He says the very act of feeling his passion overflowing reignited his ambition and reminded him why he wanted to be a musician in the first place. “Obviously every [musician] dreams of playing to thousands of people and having the number one song, but that’s not the reason you do it,” he says. “The reason you do it is because you’re trying to create something that means something to people and to yourself. It’s helpful to remind yourself of that sometimes.”
Taking it to the streets
Despite his massive success, Rosenberg still enjoys busking, something he started doing after the band broke up and he had no money. “Looking back on it, those were some of the best years of my life,” he says. “I still love busking because not everyone can go to a concert. They might not be able to afford it or they might not be old enough. Busking allows everyone to check out what I do.”
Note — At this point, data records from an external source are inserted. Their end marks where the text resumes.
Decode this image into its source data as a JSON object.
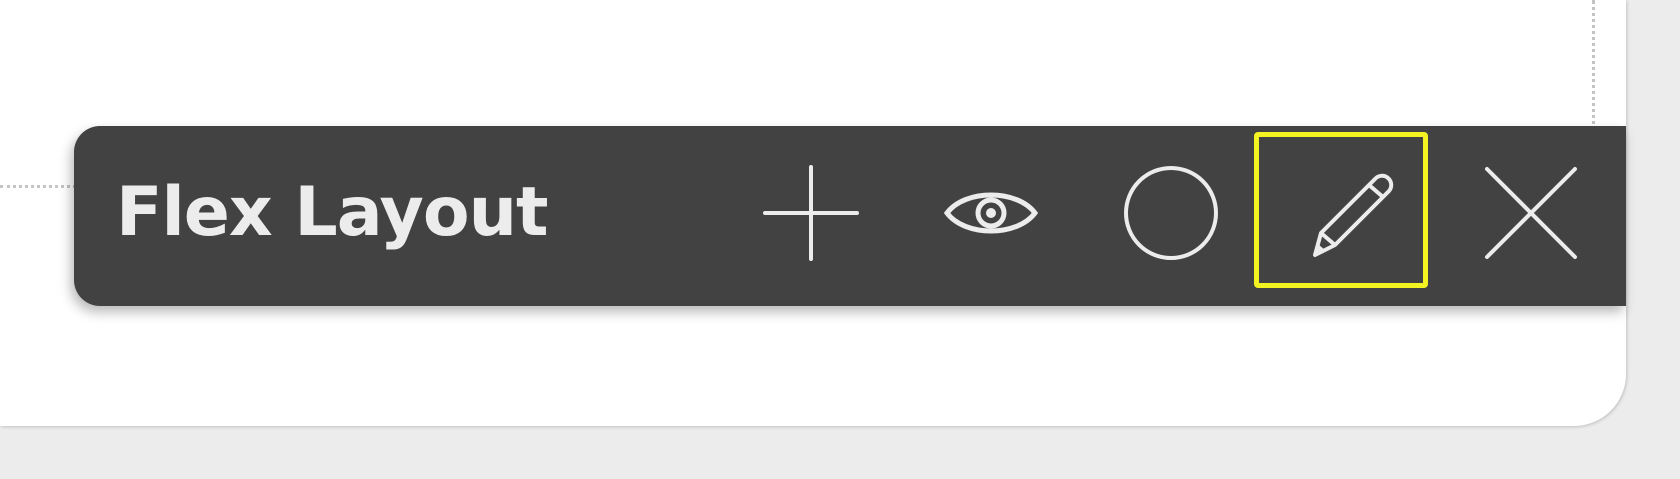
{
  "toolbar": {
    "title": "Flex Layout",
    "buttons": [
      {
        "name": "add",
        "icon": "plus-icon"
      },
      {
        "name": "visibility",
        "icon": "eye-icon"
      },
      {
        "name": "circle",
        "icon": "circle-icon"
      },
      {
        "name": "edit",
        "icon": "pencil-icon",
        "highlighted": true
      },
      {
        "name": "close",
        "icon": "close-icon"
      }
    ]
  },
  "colors": {
    "toolbar_bg": "#424242",
    "icon_color": "#ececec",
    "highlight": "#f3f322",
    "canvas_bg": "#ffffff",
    "page_bg": "#ececec"
  }
}
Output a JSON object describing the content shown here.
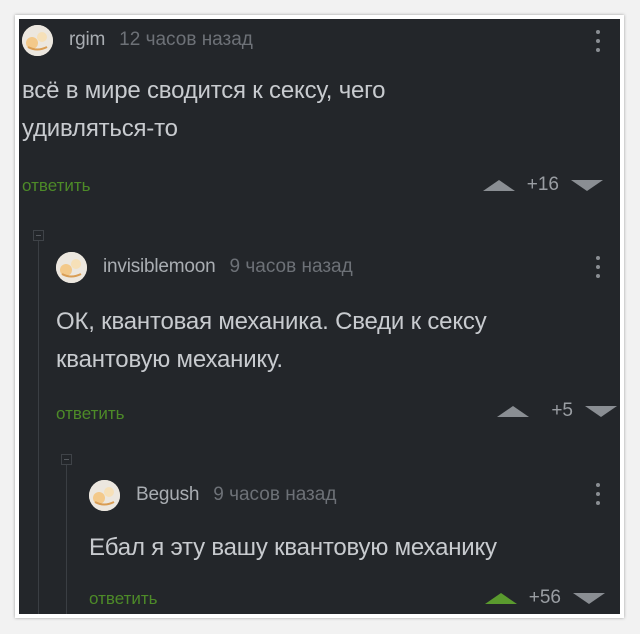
{
  "comments": [
    {
      "author": "rgim",
      "time": "12 часов назад",
      "text": "всё в мире сводится к сексу, чего удивляться-то",
      "reply": "ответить",
      "score": "+16",
      "upvoted": false
    },
    {
      "author": "invisiblemoon",
      "time": "9 часов назад",
      "text": "ОК, квантовая механика. Сведи к сексу квантовую механику.",
      "reply": "ответить",
      "score": "+5",
      "upvoted": false
    },
    {
      "author": "Begush",
      "time": "9 часов назад",
      "text": "Ебал я эту вашу квантовую механику",
      "reply": "ответить",
      "score": "+56",
      "upvoted": true
    }
  ],
  "colors": {
    "background": "#23262a",
    "reply_link": "#4d8a28",
    "upvote_active": "#5a9a2e",
    "text": "#c8cbcf"
  },
  "icons": {
    "menu": "vertical-ellipsis-icon",
    "upvote": "triangle-up-icon",
    "downvote": "triangle-down-icon",
    "avatar": "default-avatar-icon",
    "collapse": "collapse-thread-icon"
  }
}
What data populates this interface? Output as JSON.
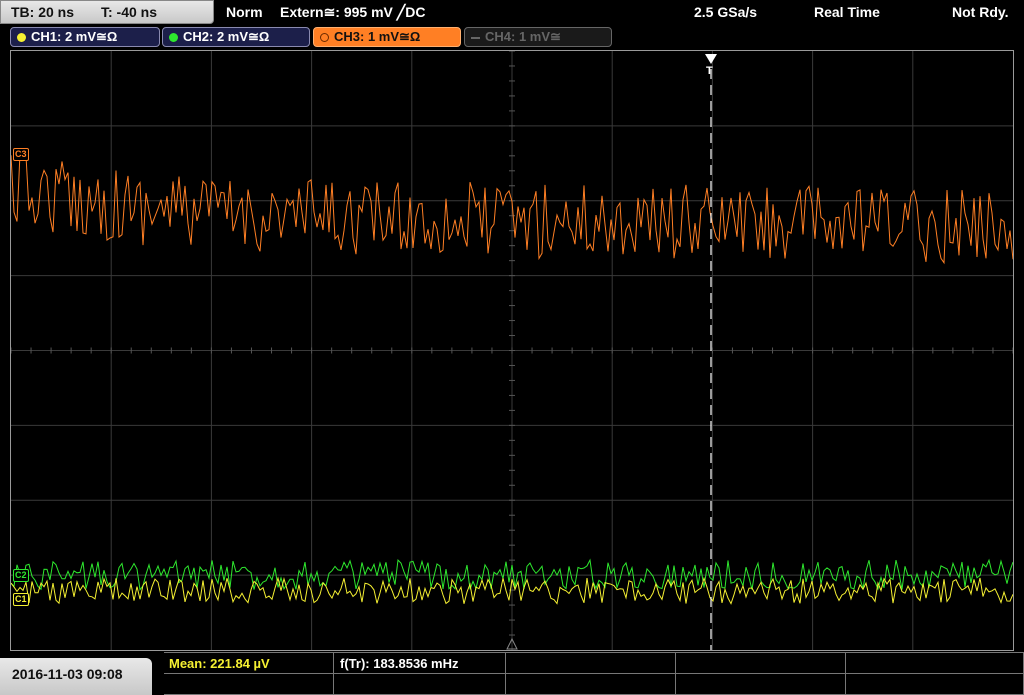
{
  "topbar": {
    "timebase": "TB: 20 ns",
    "trigger_time": "T: -40 ns",
    "acq_mode": "Norm",
    "trigger_source": "Extern≅: 995 mV ╱DC",
    "sample_rate": "2.5 GSa/s",
    "time_mode": "Real Time",
    "trigger_state": "Not Rdy."
  },
  "channels": [
    {
      "label": "CH1: 2 mV≅Ω",
      "color": "#f5f032",
      "active": true
    },
    {
      "label": "CH2: 2 mV≅Ω",
      "color": "#2ee82e",
      "active": true
    },
    {
      "label": "CH3: 1 mV≅Ω",
      "color": "#ff7f24",
      "active": true
    },
    {
      "label": "CH4: 1 mV≅",
      "color": "#666666",
      "active": false
    }
  ],
  "markers": {
    "c3": "C3",
    "c1": "C1",
    "c2": "C2",
    "trigger": "T"
  },
  "colors": {
    "ch1": "#f5f032",
    "ch2": "#2ee82e",
    "ch3": "#ff7f24",
    "grid": "#3a3a3a"
  },
  "measurements": {
    "mean": "Mean: 221.84 µV",
    "freq": "f(Tr): 183.8536 mHz"
  },
  "datetime": "2016-11-03 09:08"
}
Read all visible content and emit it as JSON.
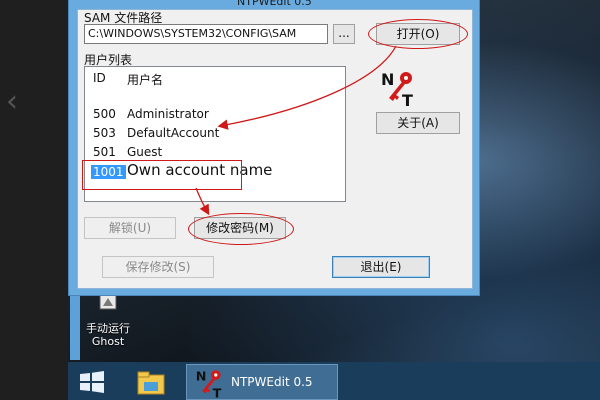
{
  "window": {
    "title": "NTPWEdit 0.5",
    "sam_label": "SAM 文件路径",
    "sam_path": "C:\\WINDOWS\\SYSTEM32\\CONFIG\\SAM",
    "browse_label": "...",
    "open_label": "打开(O)",
    "user_list_label": "用户列表",
    "columns": {
      "id": "ID",
      "name": "用户名"
    },
    "users": [
      {
        "id": "500",
        "name": "Administrator"
      },
      {
        "id": "503",
        "name": "DefaultAccount"
      },
      {
        "id": "501",
        "name": "Guest"
      },
      {
        "id": "1001",
        "name": "Own account name"
      }
    ],
    "about_label": "关于(A)",
    "unlock_label": "解锁(U)",
    "change_password_label": "修改密码(M)",
    "save_label": "保存修改(S)",
    "exit_label": "退出(E)",
    "logo_letters": "NT"
  },
  "desktop": {
    "icon_label_line1": "手动运行",
    "icon_label_line2": "Ghost"
  },
  "taskbar": {
    "ntpw_label": "NTPWEdit 0.5"
  },
  "colors": {
    "annotation": "#d01818",
    "selection": "#3399ff",
    "window_frame": "#6aabdf",
    "taskbar": "#1b3d5c"
  },
  "icons": [
    "windows-start-icon",
    "file-explorer-icon",
    "ntpwedit-key-icon",
    "ghost-shortcut-icon",
    "chevron-left-icon"
  ]
}
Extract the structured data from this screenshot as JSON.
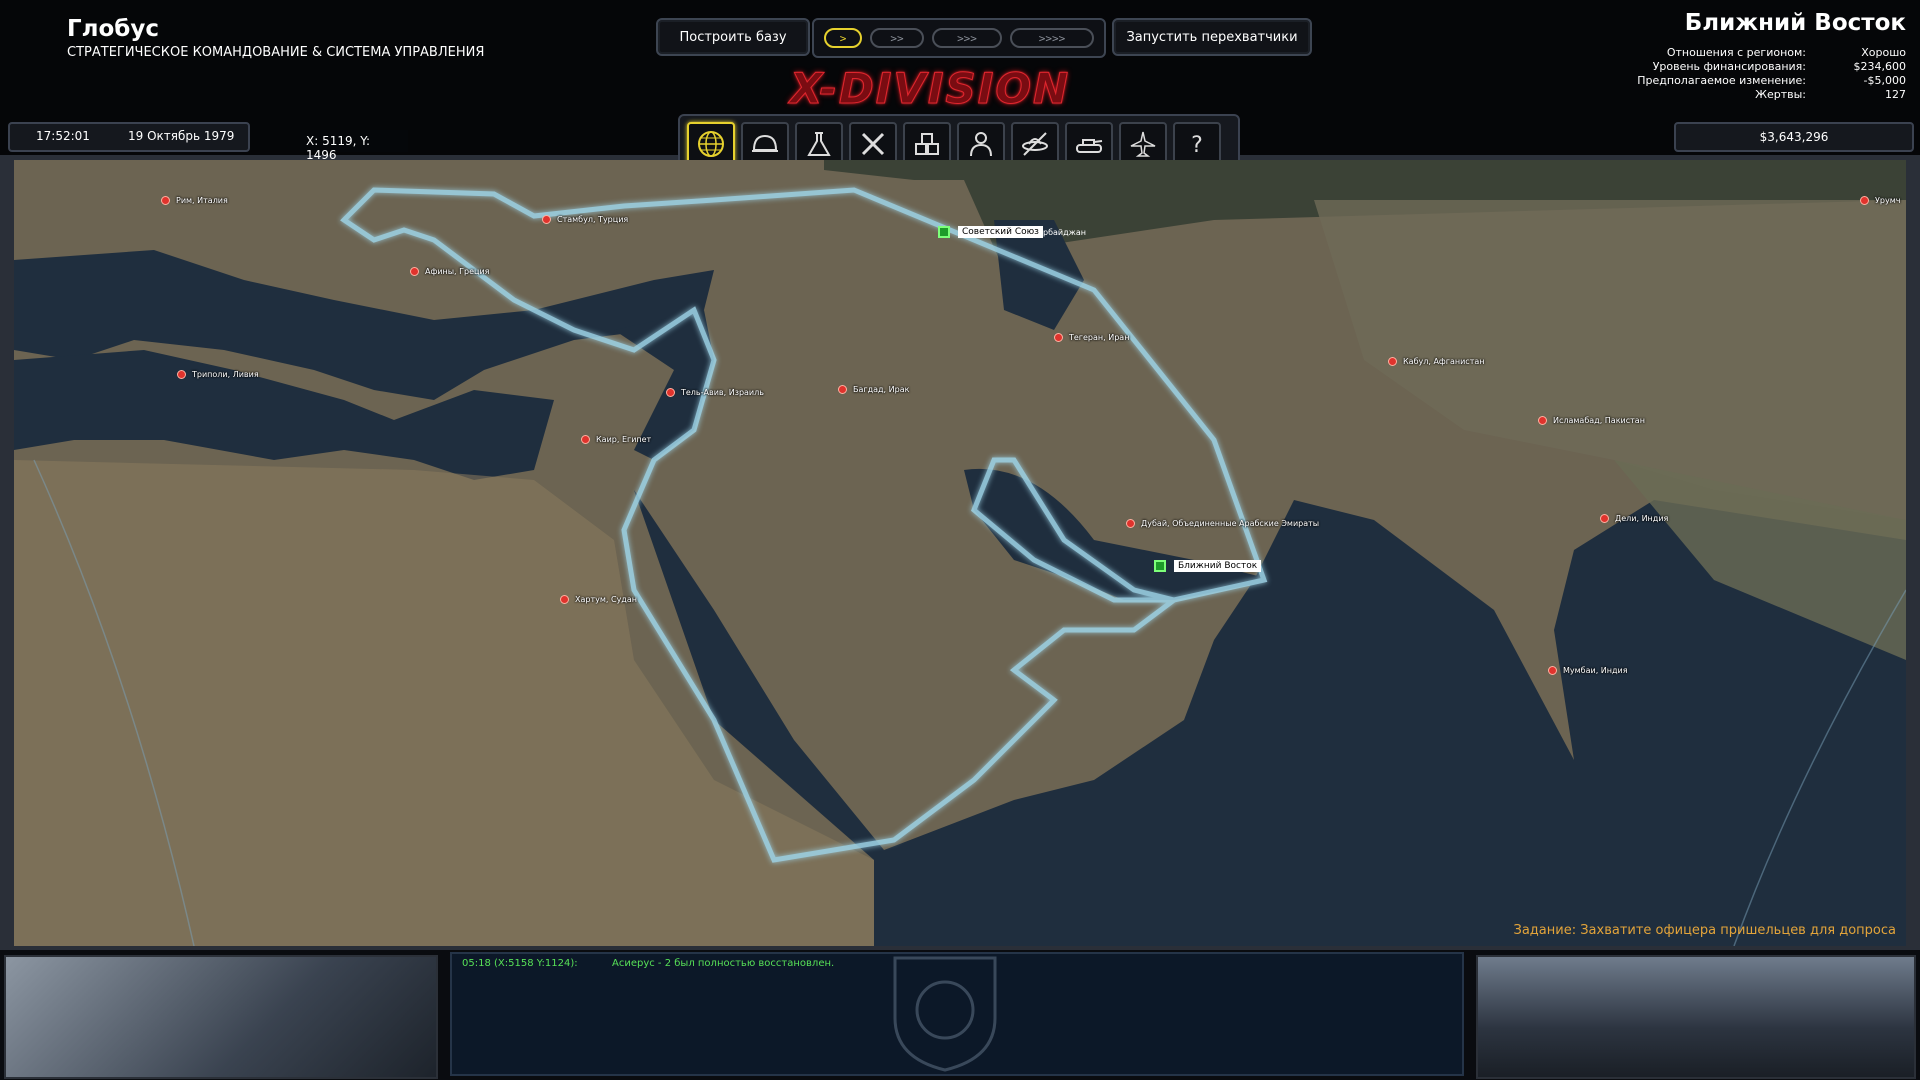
{
  "header": {
    "title": "Глобус",
    "subtitle": "СТРАТЕГИЧЕСКОЕ КОМАНДОВАНИЕ & СИСТЕМА УПРАВЛЕНИЯ",
    "build_base": "Построить базу",
    "launch_interceptors": "Запустить перехватчики",
    "logo": "X-DIVISION",
    "speeds": [
      ">",
      ">>",
      ">>>",
      ">>>>"
    ],
    "active_speed_index": 0
  },
  "region": {
    "name": "Ближний Восток",
    "stats": [
      {
        "label": "Отношения с регионом:",
        "value": "Хорошо"
      },
      {
        "label": "Уровень финансирования:",
        "value": "$234,600"
      },
      {
        "label": "Предполагаемое изменение:",
        "value": "-$5,000"
      },
      {
        "label": "Жертвы:",
        "value": "127"
      }
    ]
  },
  "status": {
    "time": "17:52:01",
    "date": "19 Октябрь 1979",
    "coords": "X: 5119, Y: 1496",
    "funds": "$3,643,296"
  },
  "toolbar": [
    "globe-icon",
    "helmet-icon",
    "flask-icon",
    "crossed-tools-icon",
    "crates-icon",
    "personnel-icon",
    "ufo-icon",
    "tank-icon",
    "aircraft-icon",
    "help-icon"
  ],
  "map": {
    "cities": [
      "Рим, Италия",
      "Стамбул, Турция",
      "Афины, Греция",
      "Триполи, Ливия",
      "Тель-Авив, Израиль",
      "Багдад, Ирак",
      "Тегеран, Иран",
      "Кабул, Афганистан",
      "Исламабад, Пакистан",
      "Каир, Египет",
      "Дубай, Объединенные Арабские Эмираты",
      "Дели, Индия",
      "Хартум, Судан",
      "Мумбаи, Индия",
      "Урумч"
    ],
    "bases": [
      {
        "label": "Советский Союз"
      },
      {
        "label": "Ближний Восток"
      }
    ],
    "partial_label": "рбайджан",
    "mission": "Задание: Захватите офицера пришельцев для допроса"
  },
  "log": {
    "time": "05:18 (X:5158 Y:1124):",
    "message": "Асиерус - 2 был полностью восстановлен."
  },
  "colors": {
    "accent": "#e6d12e",
    "border_glow": "#9fd6ea",
    "city_dot": "#e0332d",
    "base": "#1e9b2a"
  }
}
Turning pain into poetry
All of the songs Rosenberg writes are deeply personal and often painful, but he says it’s a joy to share them. “When [I] write them, it can be a very painful thing because it’s still fresh. But as time goes on, I still remember the girl or the situation, but it turns into something different,” he says. “Especially with ‘Let Her Go’ since it’s known around the world now. It started off as a really heart-wrenching breakup song, but now, for me, it’s such a treasured thing.”
If you go:
New York City
September 24, 8 p.m.
2124 Broadway, 212-465-6500
September 25, 7:30 p.m.
1 Patriot Pl, Foxborough
September 27, 8 p.m.
291 N Keswick Ave, Glenside
Follow Emily on Twitter: @EmLaurence